===== Listed entries =====
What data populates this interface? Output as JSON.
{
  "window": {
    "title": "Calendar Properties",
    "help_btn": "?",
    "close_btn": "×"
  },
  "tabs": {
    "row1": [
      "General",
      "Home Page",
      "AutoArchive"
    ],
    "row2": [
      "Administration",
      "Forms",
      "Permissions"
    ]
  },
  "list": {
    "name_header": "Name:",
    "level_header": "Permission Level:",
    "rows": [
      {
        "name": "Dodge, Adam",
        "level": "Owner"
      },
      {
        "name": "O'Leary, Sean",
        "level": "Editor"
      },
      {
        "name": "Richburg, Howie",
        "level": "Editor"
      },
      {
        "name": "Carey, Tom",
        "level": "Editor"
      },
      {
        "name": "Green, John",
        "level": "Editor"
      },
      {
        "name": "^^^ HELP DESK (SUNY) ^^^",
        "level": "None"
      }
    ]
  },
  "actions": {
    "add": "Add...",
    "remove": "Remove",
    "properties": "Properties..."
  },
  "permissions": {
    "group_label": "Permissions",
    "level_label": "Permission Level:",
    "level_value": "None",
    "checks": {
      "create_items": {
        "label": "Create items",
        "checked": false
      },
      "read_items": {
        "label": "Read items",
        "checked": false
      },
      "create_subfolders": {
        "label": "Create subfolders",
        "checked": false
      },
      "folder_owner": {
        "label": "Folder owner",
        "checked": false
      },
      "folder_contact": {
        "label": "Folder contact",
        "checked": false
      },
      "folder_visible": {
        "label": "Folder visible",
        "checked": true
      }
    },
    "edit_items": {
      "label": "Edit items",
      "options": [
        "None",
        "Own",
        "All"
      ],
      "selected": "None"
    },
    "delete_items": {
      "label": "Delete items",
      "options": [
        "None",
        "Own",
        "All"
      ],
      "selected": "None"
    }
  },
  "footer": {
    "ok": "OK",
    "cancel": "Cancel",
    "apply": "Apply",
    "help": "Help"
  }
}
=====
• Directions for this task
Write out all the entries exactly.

• Result of this task
What data populates this interface? Output as JSON.
{
  "window": {
    "title": "Calendar Properties",
    "help_btn": "?",
    "close_btn": "×"
  },
  "tabs": {
    "row1": [
      "General",
      "Home Page",
      "AutoArchive"
    ],
    "row2": [
      "Administration",
      "Forms",
      "Permissions"
    ]
  },
  "list": {
    "name_header": "Name:",
    "level_header": "Permission Level:",
    "rows": [
      {
        "name": "Dodge, Adam",
        "level": "Owner"
      },
      {
        "name": "O'Leary, Sean",
        "level": "Editor"
      },
      {
        "name": "Richburg, Howie",
        "level": "Editor"
      },
      {
        "name": "Carey, Tom",
        "level": "Editor"
      },
      {
        "name": "Green, John",
        "level": "Editor"
      },
      {
        "name": "^^^ HELP DESK (SUNY) ^^^",
        "level": "None"
      }
    ]
  },
  "actions": {
    "add": "Add...",
    "remove": "Remove",
    "properties": "Properties..."
  },
  "permissions": {
    "group_label": "Permissions",
    "level_label": "Permission Level:",
    "level_value": "None",
    "checks": {
      "create_items": {
        "label": "Create items",
        "checked": false
      },
      "read_items": {
        "label": "Read items",
        "checked": false
      },
      "create_subfolders": {
        "label": "Create subfolders",
        "checked": false
      },
      "folder_owner": {
        "label": "Folder owner",
        "checked": false
      },
      "folder_contact": {
        "label": "Folder contact",
        "checked": false
      },
      "folder_visible": {
        "label": "Folder visible",
        "checked": true
      }
    },
    "edit_items": {
      "label": "Edit items",
      "options": [
        "None",
        "Own",
        "All"
      ],
      "selected": "None"
    },
    "delete_items": {
      "label": "Delete items",
      "options": [
        "None",
        "Own",
        "All"
      ],
      "selected": "None"
    }
  },
  "footer": {
    "ok": "OK",
    "cancel": "Cancel",
    "apply": "Apply",
    "help": "Help"
  }
}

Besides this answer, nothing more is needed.